------ Supplied data

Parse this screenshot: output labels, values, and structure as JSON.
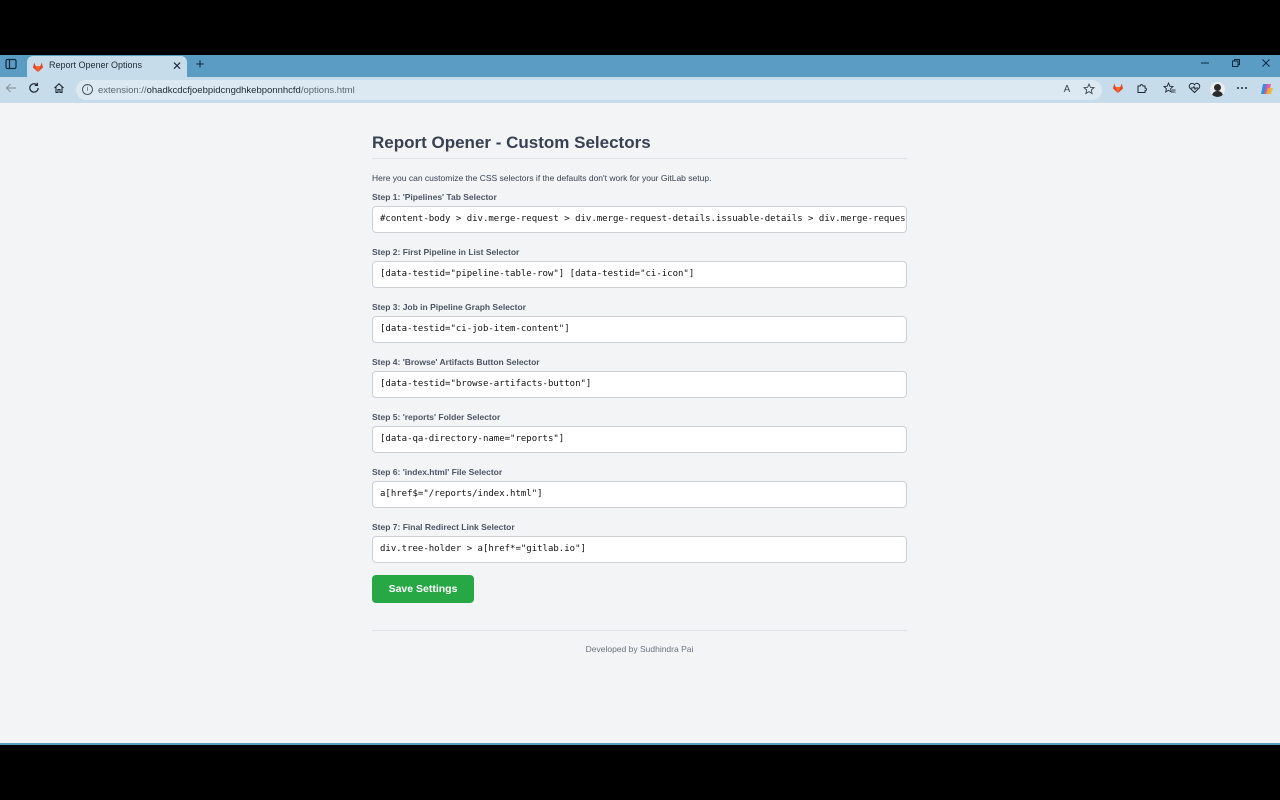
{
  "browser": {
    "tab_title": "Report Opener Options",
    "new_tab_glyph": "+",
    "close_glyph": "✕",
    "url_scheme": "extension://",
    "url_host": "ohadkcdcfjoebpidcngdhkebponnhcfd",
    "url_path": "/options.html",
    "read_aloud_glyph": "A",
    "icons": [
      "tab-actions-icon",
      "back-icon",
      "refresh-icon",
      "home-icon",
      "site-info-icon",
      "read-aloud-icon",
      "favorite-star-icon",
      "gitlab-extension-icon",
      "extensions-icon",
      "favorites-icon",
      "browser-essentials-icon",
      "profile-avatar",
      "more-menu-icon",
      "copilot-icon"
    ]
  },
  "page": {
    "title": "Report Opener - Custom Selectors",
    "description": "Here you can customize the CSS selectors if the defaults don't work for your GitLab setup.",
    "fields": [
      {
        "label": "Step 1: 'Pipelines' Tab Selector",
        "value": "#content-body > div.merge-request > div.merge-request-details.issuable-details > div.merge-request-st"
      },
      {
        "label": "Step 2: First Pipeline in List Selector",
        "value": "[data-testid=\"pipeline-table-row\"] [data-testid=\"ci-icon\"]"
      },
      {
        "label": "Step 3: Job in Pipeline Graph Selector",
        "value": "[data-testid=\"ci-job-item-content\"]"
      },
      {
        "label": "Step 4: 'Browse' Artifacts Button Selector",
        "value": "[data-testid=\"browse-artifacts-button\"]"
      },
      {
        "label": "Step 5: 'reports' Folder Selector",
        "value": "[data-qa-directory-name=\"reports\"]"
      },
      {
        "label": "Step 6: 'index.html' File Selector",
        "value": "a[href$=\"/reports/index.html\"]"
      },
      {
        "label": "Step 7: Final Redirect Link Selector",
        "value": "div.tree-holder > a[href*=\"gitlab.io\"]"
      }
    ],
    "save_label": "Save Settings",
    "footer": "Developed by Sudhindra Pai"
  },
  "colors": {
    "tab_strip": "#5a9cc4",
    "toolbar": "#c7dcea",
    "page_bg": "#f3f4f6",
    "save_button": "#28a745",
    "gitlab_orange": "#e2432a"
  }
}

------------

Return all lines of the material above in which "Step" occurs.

▶ Solution for this task:
        "label": "Step 1: 'Pipelines' Tab Selector",
        "label": "Step 2: First Pipeline in List Selector",
        "label": "Step 3: Job in Pipeline Graph Selector",
        "label": "Step 4: 'Browse' Artifacts Button Selector",
        "label": "Step 5: 'reports' Folder Selector",
        "label": "Step 6: 'index.html' File Selector",
        "label": "Step 7: Final Redirect Link Selector",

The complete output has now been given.